I read this in the 90s, probably in an anthology of short stories (though it might have been a novelette), and it was not new then.
A ship carrying colonists had landed on a planet. The trip had taken years or decades without suspended animation. It was controlled by a computer that looked and conversed like a human - I think it projected a hologram, but it might have been an android.
The computer had received damage that made it a bit eccentric, including wearing rich, old-fashioned clothes, but it was mostly working. One of its tasks on arriving on the planet had been to persuade the colonists to switch from being content to live comfortably in the confines of the ship to being adventurous and willing to get out and explore, but it had forgotten how to do this. As a result the colonists stayed on the ship for months and made no plans to leave.

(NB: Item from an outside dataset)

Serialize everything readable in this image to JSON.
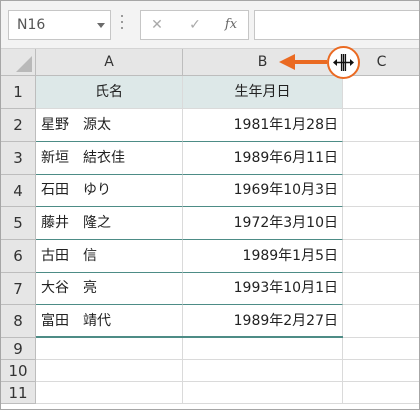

One woman had ventured outside and not come back for some weeks. A man asked the computer to construct an all-terrain vehicle to help him find her. I think there were other colonists on the ship but they weren't interested. The planet's surface was largely swamp so the computer built a huge mechanical frog, with a seat on its back for the man to sit on. The frog understood English commands but could only say "Threedeep".
The missing woman was found largely unscathed but took a while to recover emotionally, and the man (somewhat unsympathetically) told the computer that since the rescue she'd done nothing but cry on his lapels. The computer replied that she was a lot stronger than he thought, and asked if he could have survived for weeks alone in that environment. I think it was implied that they'd now be able to go out and colonise once she'd recovered.